2.3 Using do

The Skipper has placed a few common navigation subroutines into navigation.pl. If the Skipper merely inserts:

do "navigation.pl";
die $@ if $@;

into his typical navigation program, it's almost the same as if the eval code were executed earlier.[2]

[2] Except in regard to @INC, %INC, and missing file handling, which you'll see later.

That is, the do operator acts as if the code from navigation.pl were incorporated into the current program, although in its own scope block so that lexicals (my variables) and most directives (such as use strict) from the included file don't leak into the main program.

Now the Skipper can safely update and maintain only one copy of the common subroutines, without having to copy and recopy all the fixes and extensions into the many separate navigation programs he is creating and using. See Figure 2-1 for an illustration.

Figure 2-1. The navigation.pl file being used by the other navigation programs

Of course, this requires a bit of discipline because breaking the expected interface of a given subroutine will now break many programs instead of just one.[3] Careful thought will need to be given as to how to design and write reusable components and modular design. We'll presume The Skipper has had some experience at that.

[3] In later chapters, you'll see how to set up tests to be used while maintaining reused code.

Another advantage to placing some of the code into a separate file is that other programmers can reuse the Skipper's routines and vice versa. For example, suppose the Skipper's sidekick (we'll call him "Gilligan") writes a routine to drop_anchor( ) and places it in the file drop_anchor.pl.[4]

[4] The .pl here stands for "perl library," the common extension used for included Perl code. It is unfortunate that some non-Unix Perl vendors also use to use the same extension for the top-level Perl programs, because you then can't tell whether something is a program or a library. If you have a choice, the experts recommend ending your program filenames with .plx ("Perl executable"), or better yet, with no extension at all unless your system requires one.

Then, the Skipper can use the code with:

do "drop_anchor.pl";
die $@ if $@;
drop_anchor(  ) if at_dock(  ) or in_port(  );

Thus, the code is brought into separate files to permit easy maintenance and interprogrammer cooperation.

While the code brought in from a .pl file can have direct executable statements, it's much more common to simply define subroutines that can be called by the code containing the do.

Going back to that drop_anchor.pl library for a second, imagine what would happen if the Skipper wrote a program that needed to "drop anchor" as well as navigate:

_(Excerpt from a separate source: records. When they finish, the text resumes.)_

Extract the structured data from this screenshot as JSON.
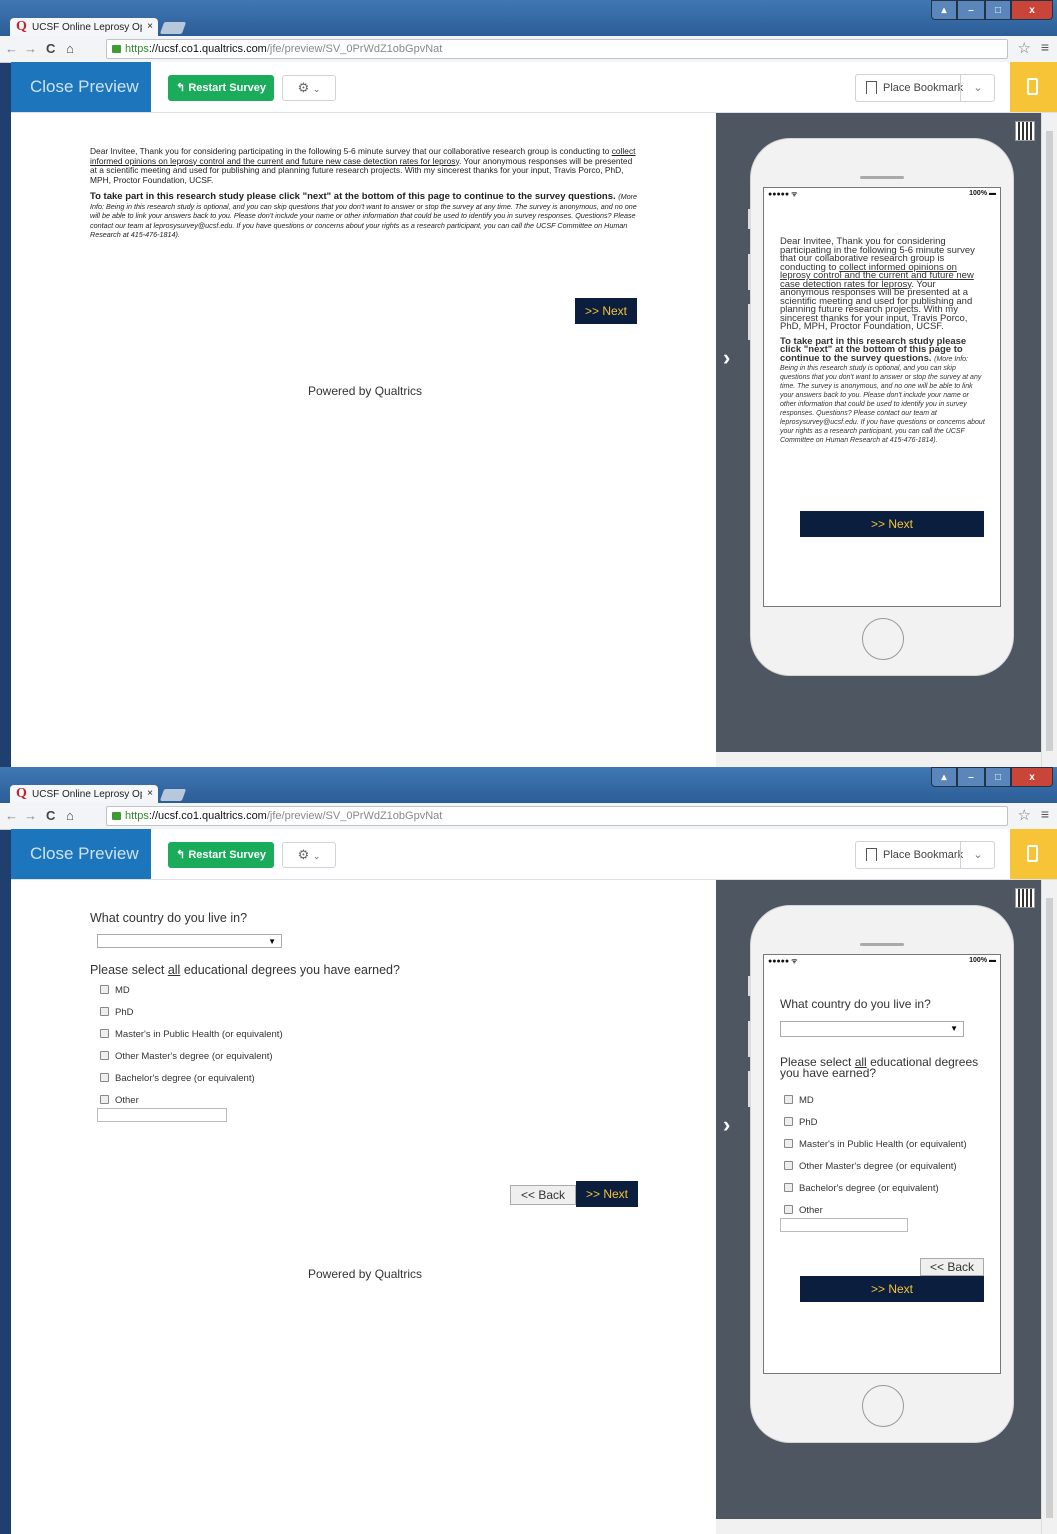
{
  "browser": {
    "tab_title": "UCSF Online Leprosy Opi",
    "tab_close": "×",
    "url_https": "https",
    "url_host": "://ucsf.co1.qualtrics.com",
    "url_path": "/jfe/preview/SV_0PrWdZ1obGpvNat"
  },
  "header": {
    "close_preview": "Close Preview",
    "restart_survey": "Restart Survey",
    "place_bookmark": "Place Bookmark"
  },
  "page1": {
    "intro_p1a": "Dear Invitee,  Thank you for considering participating in the following 5-6 minute survey that our collaborative research group is conducting to ",
    "intro_link": "collect informed opinions on leprosy control and the current and future new case detection rates for leprosy",
    "intro_p1b": ".  Your anonymous responses will be presented at a scientific meeting and used for publishing and planning future research projects.  With my sincerest thanks for your input, Travis Porco, PhD, MPH, Proctor Foundation, UCSF.",
    "intro_bold": "To take part in this research study please click \"next\" at the bottom of this page to continue to the survey questions",
    "intro_italic": "(More Info: Being in this research study is optional, and you can skip questions that you don't want to answer or stop the survey at any time.  The survey is anonymous, and no one will be able to link your answers back to you. Please don't include your name or other information that could be used to identify you in survey responses. Questions? Please contact our team  at leprosysurvey@ucsf.edu. If you have questions or concerns about your rights as a research participant, you can call the UCSF Committee on Human Research at 415-476-1814).",
    "next": ">> Next",
    "powered": "Powered by Qualtrics"
  },
  "page2": {
    "q1": "What country do you live in?",
    "q2_a": "Please select ",
    "q2_u": "all",
    "q2_b": " educational degrees you have earned?",
    "options": [
      "MD",
      "PhD",
      "Master's in Public Health (or equivalent)",
      "Other Master's degree (or equivalent)",
      "Bachelor's degree (or equivalent)",
      "Other"
    ],
    "back": "<< Back",
    "next": ">> Next",
    "powered": "Powered by Qualtrics"
  },
  "phone": {
    "signal": "●●●●● ᯤ",
    "battery": "100% ▬"
  }
}
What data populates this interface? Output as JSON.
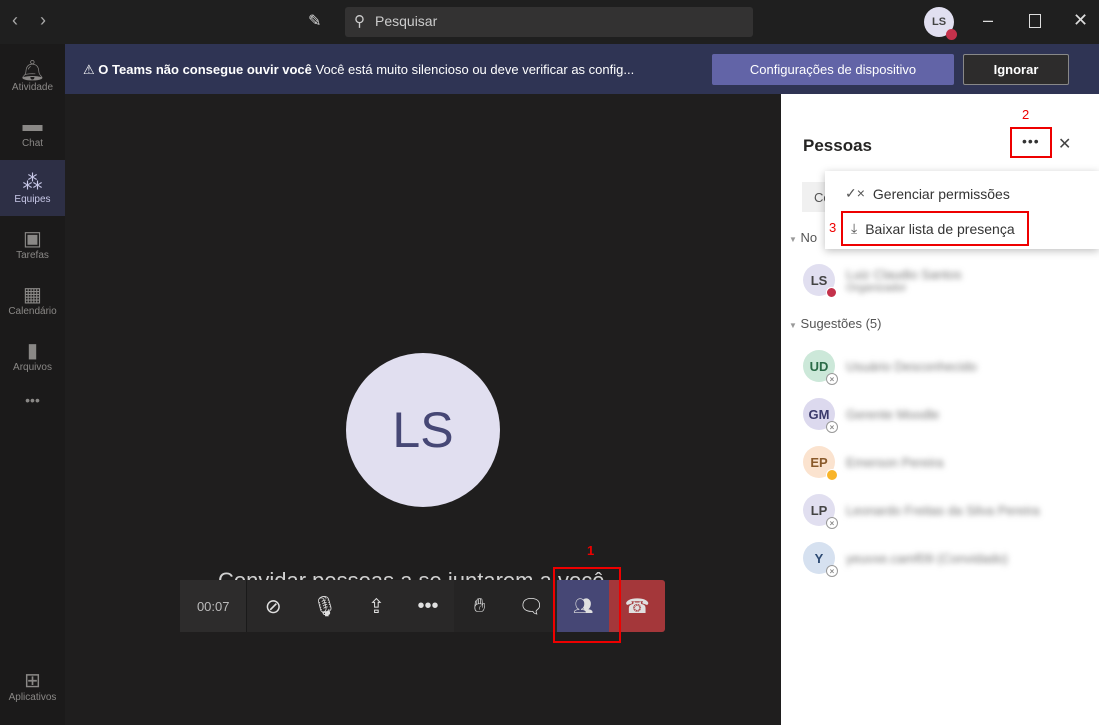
{
  "topbar": {
    "search_placeholder": "Pesquisar",
    "user_initials": "LS"
  },
  "rail": {
    "items": [
      {
        "label": "Atividade",
        "icon": "bell-icon"
      },
      {
        "label": "Chat",
        "icon": "chat-icon"
      },
      {
        "label": "Equipes",
        "icon": "teams-icon"
      },
      {
        "label": "Tarefas",
        "icon": "tasks-icon"
      },
      {
        "label": "Calendário",
        "icon": "calendar-icon"
      },
      {
        "label": "Arquivos",
        "icon": "files-icon"
      }
    ],
    "more": "•••",
    "apps": "Aplicativos"
  },
  "banner": {
    "title": "O Teams não consegue ouvir você",
    "message": "Você está muito silencioso ou deve verificar as config...",
    "primary": "Configurações de dispositivo",
    "secondary": "Ignorar"
  },
  "stage": {
    "initials": "LS",
    "invite": "Convidar pessoas a se juntarem a você"
  },
  "toolbar": {
    "timer": "00:07"
  },
  "annotations": {
    "one": "1",
    "two": "2",
    "three": "3"
  },
  "panel": {
    "title": "Pessoas",
    "search_partial": "Co",
    "section_meeting": "No",
    "section_suggestions": "Sugestões (5)",
    "organizer": {
      "initials": "LS",
      "name": "Luiz Claudio Santos",
      "role": "Organizador"
    },
    "suggestions": [
      {
        "initials": "UD",
        "name": "Usuário Desconhecido",
        "bg": "#cce8d9",
        "fg": "#2a6b47"
      },
      {
        "initials": "GM",
        "name": "Gerente Moodle",
        "bg": "#dcd9ee",
        "fg": "#3b3a6b"
      },
      {
        "initials": "EP",
        "name": "Emerson Pereira",
        "bg": "#fbe3cf",
        "fg": "#8a5a2b"
      },
      {
        "initials": "LP",
        "name": "Leonardo Freitas da Silva Pereira",
        "bg": "#e1dff0",
        "fg": "#444"
      },
      {
        "initials": "Y",
        "name": "yeuvxe.camf09 (Convidado)",
        "bg": "#d6e1f0",
        "fg": "#2d4a73"
      }
    ]
  },
  "menu": {
    "items": [
      "Gerenciar permissões",
      "Baixar lista de presença"
    ]
  }
}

do "drop_anchor.pl";
die $@ if $@;
do "navigate.pl";
die $@ if $@;
drop_anchor(  ) if at_dock(  );

That works fine and dandy. The subroutines defined in both libraries are available to this program.